Now, it seemed to me that the only possible explanation (other than a highly unlikely coincidence) is that Air Canada and FIDO share information. I don't really have a problem with that, to be honest, but I was irritated by what appeared to me to be stonewalling. So, more out of curiosity than anything else, I launched a complaint with the Privacy Commissioner of Canada on June 19.
Early this month, I was contacted by the Office of the Privacy Commissioner. I had, it appears, omitted a step in the procedure, namely to submit my complaint first of all to the Chief Privacy Officer at FIDO. Whoops. On August 15, I did that, enclosing all of the documentation.
Today I received a call from a FIDO "supervisor." He explored ever-more-farfetched scenarios, including the possibility that my cell signal "intermingled" with the plane's communications. After a maddening conversation (he was speculating out loud, and denying throughout that there was any information-sharing on FIDO's part), I asked if he would put all this in writing.
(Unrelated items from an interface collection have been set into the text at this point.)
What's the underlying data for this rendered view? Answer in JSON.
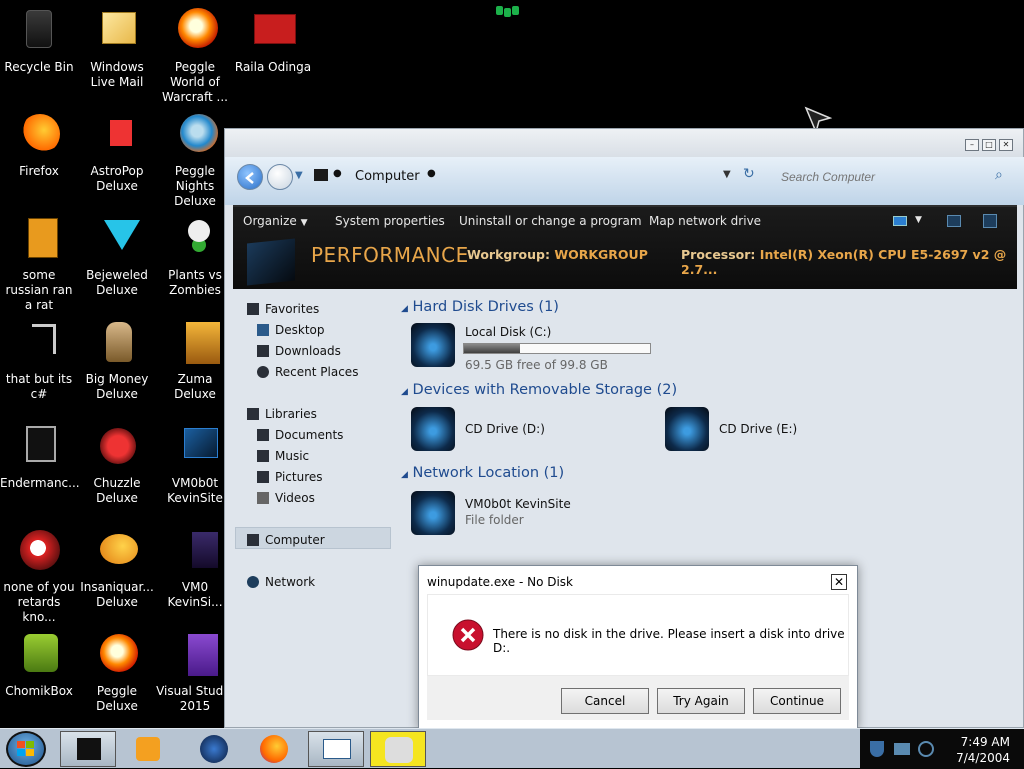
{
  "desktop": {
    "icons": [
      {
        "label": "Recycle Bin"
      },
      {
        "label": "Windows Live Mail"
      },
      {
        "label": "Peggle World of Warcraft ..."
      },
      {
        "label": "Raila Odinga"
      },
      {
        "label": "Firefox"
      },
      {
        "label": "AstroPop Deluxe"
      },
      {
        "label": "Peggle Nights Deluxe"
      },
      {
        "label": "some russian ran a rat"
      },
      {
        "label": "Bejeweled Deluxe"
      },
      {
        "label": "Plants vs Zombies"
      },
      {
        "label": "that but its c#"
      },
      {
        "label": "Big Money Deluxe"
      },
      {
        "label": "Zuma Deluxe"
      },
      {
        "label": "Endermanc..."
      },
      {
        "label": "Chuzzle Deluxe"
      },
      {
        "label": "VM0b0t KevinSite"
      },
      {
        "label": "none of you retards kno..."
      },
      {
        "label": "Insaniquar... Deluxe"
      },
      {
        "label": "VM0 KevinSi..."
      },
      {
        "label": "ChomikBox"
      },
      {
        "label": "Peggle Deluxe"
      },
      {
        "label": "Visual Studio 2015"
      }
    ]
  },
  "explorer": {
    "breadcrumb": "Computer",
    "search_placeholder": "Search Computer",
    "toolbar": {
      "organize": "Organize",
      "system_properties": "System properties",
      "uninstall": "Uninstall or change a program",
      "map_drive": "Map network drive"
    },
    "banner": {
      "name": "PERFORMANCE",
      "workgroup_label": "Workgroup:",
      "workgroup_value": "WORKGROUP",
      "processor_label": "Processor:",
      "processor_value": "Intel(R) Xeon(R) CPU E5-2697 v2 @ 2.7..."
    },
    "nav": {
      "favorites": "Favorites",
      "desktop": "Desktop",
      "downloads": "Downloads",
      "recent": "Recent Places",
      "libraries": "Libraries",
      "documents": "Documents",
      "music": "Music",
      "pictures": "Pictures",
      "videos": "Videos",
      "computer": "Computer",
      "network": "Network"
    },
    "groups": {
      "hdd": "Hard Disk Drives (1)",
      "removable": "Devices with Removable Storage (2)",
      "network": "Network Location (1)"
    },
    "drives": {
      "c_name": "Local Disk (C:)",
      "c_free": "69.5 GB free of 99.8 GB",
      "c_used_fraction": 0.3,
      "d_name": "CD Drive (D:)",
      "e_name": "CD Drive (E:)",
      "net_name": "VM0b0t KevinSite",
      "net_type": "File folder"
    }
  },
  "dialog": {
    "title": "winupdate.exe - No Disk",
    "message": "There is no disk in the drive. Please insert a disk into drive D:.",
    "cancel": "Cancel",
    "try_again": "Try Again",
    "continue": "Continue"
  },
  "taskbar": {
    "time": "7:49 AM",
    "date": "7/4/2004"
  },
  "colors": {
    "banner_accent": "#e8a64a",
    "group_heading": "#1f4b8f",
    "error_red": "#c8102e"
  }
}
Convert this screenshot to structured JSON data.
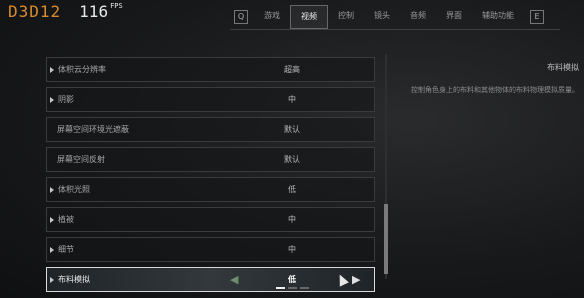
{
  "hud": {
    "code": "D3D12",
    "fps_value": "116",
    "fps_unit": "FPS"
  },
  "nav": {
    "left_key": "Q",
    "right_key": "E",
    "tabs": [
      {
        "label": "游戏",
        "active": false
      },
      {
        "label": "视频",
        "active": true
      },
      {
        "label": "控制",
        "active": false
      },
      {
        "label": "镜头",
        "active": false
      },
      {
        "label": "音频",
        "active": false
      },
      {
        "label": "界面",
        "active": false
      },
      {
        "label": "辅助功能",
        "active": false
      }
    ]
  },
  "settings": [
    {
      "label": "体积云分辨率",
      "value": "超高",
      "expandable": true,
      "sub": false
    },
    {
      "label": "阴影",
      "value": "中",
      "expandable": true,
      "sub": false
    },
    {
      "label": "屏幕空间环境光遮蔽",
      "value": "默认",
      "expandable": false,
      "sub": true
    },
    {
      "label": "屏幕空间反射",
      "value": "默认",
      "expandable": false,
      "sub": true
    },
    {
      "label": "体积光照",
      "value": "低",
      "expandable": true,
      "sub": false
    },
    {
      "label": "植被",
      "value": "中",
      "expandable": true,
      "sub": false
    },
    {
      "label": "细节",
      "value": "中",
      "expandable": true,
      "sub": false
    },
    {
      "label": "布料模拟",
      "value": "低",
      "expandable": true,
      "sub": false,
      "selected": true,
      "level_of": 3,
      "level": 1
    }
  ],
  "description": {
    "title": "布料模拟",
    "text": "控制角色身上的布料和其他物体的布料物理模拟质量。"
  },
  "colors": {
    "accent_code": "#d98c2e",
    "selected_border": "#d9d9d9"
  }
}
That's when things got interesting. He refused point-blank.
"We do not have the capacity to generate such a letter," he said, and I'm quoting directly. I asked if I would be getting a response from the Chief Privacy Officer. No, I was told, I would not. Not even an official acknowledgment of my inquiry? No, he said. It's not a privacy matter. There was no breach.
I'm not the tinfoil-hat type, but readers will forgive me, after a response like that, for thinking that I might have stumbled onto something. I immediately got in touch with my contact at the Office of the Privacy Commissioner. She told me to put it all in writing, and they will re-open the file and commence an investigation. Stay tuned, although these things can take up to a year. Meanwhile, if there are any techies out there who can come up with plausible scenarios other than information-sharing, or, conversely, who see the latter as the most likely one, I would appreciate hearing from them.
*Commenter Peter has a far better grasp of geography than I. I really need to get out more.